The Honors Program and Visiting Scholars Committee provides funds for bringing notable scholars to campus to make intellectually stimulating presentations. All faculty members or administrative officers who wish to arrange such a program may apply for funds to underwrite part of the expenses for a campus visit. The maximum award is $500, with most awards falling below that amount, and requests for funds must show significant funding from other sources. We are taking proposals for January to May 2014 and the deadline is February 15th, 2014. Your proposal must contain all of the following:
- Resume or full vita if possible of the proposed visiting scholar;
- Description of the program and its potential audience; while the committee’s primary charge is to serve the URI community; we also wish to attract audiences members from across the state;
- A PR and publicity plan to reach the desired audience.
- Proposed date of presentation; please take into account other events on campus, avoid conflicts, and maximize your proposed audience.

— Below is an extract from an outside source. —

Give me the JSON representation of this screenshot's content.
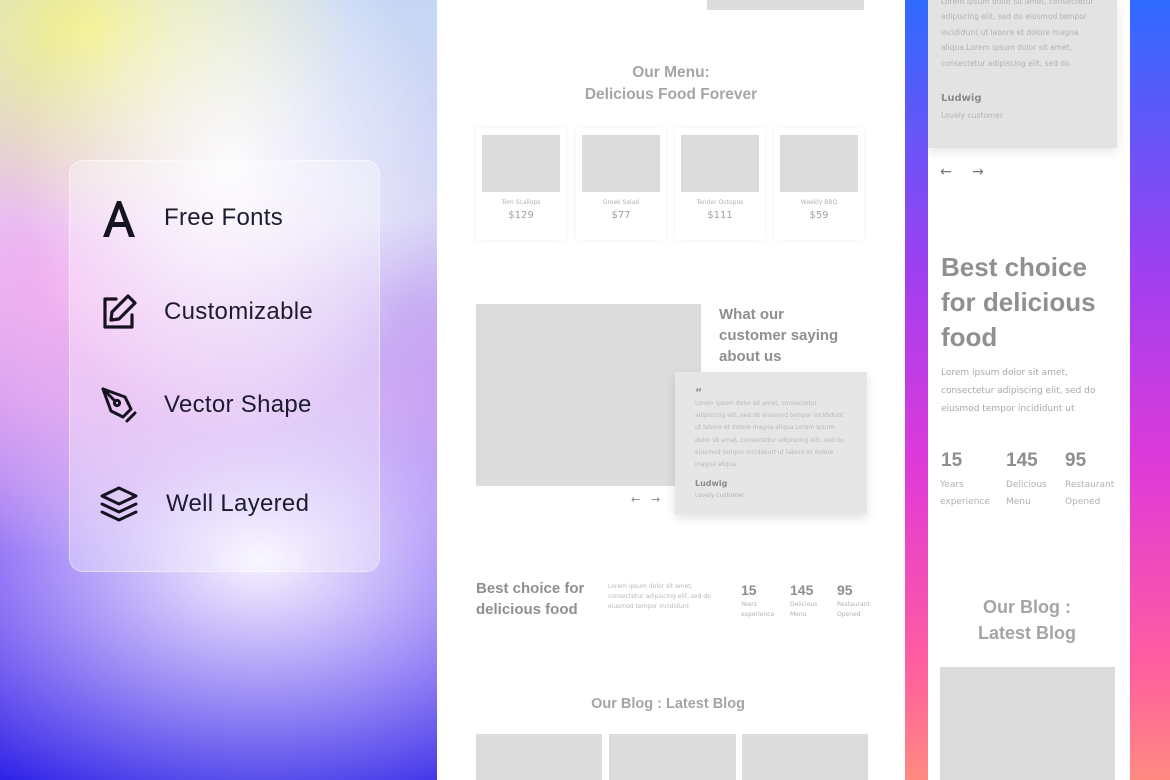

- Budget statement that includes the amount requested, an itemized breakdown of costs, and other funding sources you are pursuing. Funds granted can be used only for travel or honorarium and will be paid directly to the visiting scholar in one single check.

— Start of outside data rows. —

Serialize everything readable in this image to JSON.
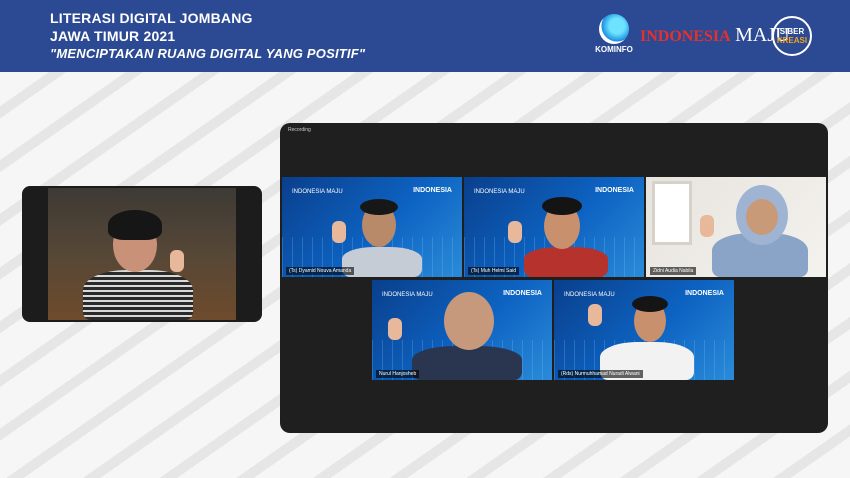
{
  "banner": {
    "line1": "LITERASI DIGITAL JOMBANG",
    "line2": "JAWA TIMUR 2021",
    "line3": "\"MENCIPTAKAN RUANG DIGITAL YANG POSITIF\"",
    "background": "#2c4a93"
  },
  "logos": {
    "kominfo": "KOMINFO",
    "indonesia": "INDONESIA",
    "maju": "MAJU",
    "siber": "SIBER",
    "kreasi": "KREASI"
  },
  "meeting": {
    "recording_label": "Recording",
    "tile_brand": "INDONESIA MAJU",
    "tile_indonesia": "INDONESIA",
    "participants": [
      {
        "name": "(Ts) Dyamid Nouva Amanda"
      },
      {
        "name": "(Ts) Muh Helmi Said"
      },
      {
        "name": "Zidni Audia Nabila"
      },
      {
        "name": "Nurul Hanjosheb"
      },
      {
        "name": "(Rds) Nurmuhhamad Nuradi Alwani"
      }
    ]
  }
}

- Please download a spreadsheet for your budget here, edit in Excel, save it and submit it as an email attachment.
- Please email your request to email@example.com by February 15th, 2014. Late requests will be considered, once all timely submitted requests have been decided.
If you have any questions, please call Lynne Derbyshire at 874-4732 or e-mail her at firstname.lastname@example.org.
The Honors Program and Visiting Scholars Committee invites interested faculty and faculty teams to submit proposals for the Fall 2015 Honors Colloquium. The Honors Colloquium is the premiere intellectual lecture series in Rhode Island and serves as a showcase for the University. The Colloquium is a university-wide educational forum with a substantial public following and audience that offers presentations and discussions of emerging lively, challenging intellectual issues. Each fall, the Honors Colloquium combines a topical series of speakers and events with a 200-level honors course. Participation in a Honors Colloquium is a completion requirement for the Honors Program, and in the last few years the average class size has been 50-70 students.
Substantial financial support is in place for a speakers budget, summer recontracting, and course replacement. In addition, financial liaisons for additional support have been established over past recent years with the various colleges, research centers, and academic programs on campus. Colloquium coordinators are also encouraged to seek external support.
Selection of the winning proposal is made by the Honors Program and Visiting Scholars Committee. The proposal should include:
- a concept paper of one to two pages that frames the intellectual issue(s);
- a list or brief account of potential speakers and special events;
- a rough estimate of a budget;
- a brief course description for the 200-level honors class, including a sample syllabus and reading list;
- a curriculum vitae for the colloquium coordinator(s).
The proposal period for Fall 2014 has passed. However, if you’d like to submit proposals for future years you may go ahead and submit them to Lynne Derbyshire, as outlined above.
There are several successful proposals available for your perusal in the Honors Center. Please contact Deborah Gardiner at 874-2303 if you wish to look these over.
Fall, 2003 “The Futures of Globalization”
Fall, 2004 “Food and Human Rights: Hunger and Social Policy”
Fall, 2005 “Contemporary Sport: Healthy Pursuit or Obsession?”
Fall, 2006 “Songs of Social Justice: The Rhetoric of Music”
Fall, 2007 “China Rising”
Fall, 2008 “Global Environmental Change”
Fall, 2009 “Demystifying India”
Fall, 2010 “Race”
Fall, 2011 “Are You Ready for the Future?”
Fall, 2012 “Politics, Health and Money”
Fall, 2013 “Great Public Schools”
The Honors Colloquium is a wonderful opportunity to engage the University and public with your area of research and intellectual concern. If you have any comments or questions, please call Lynne Derbyshire at 874-4732 or email her at email@example.com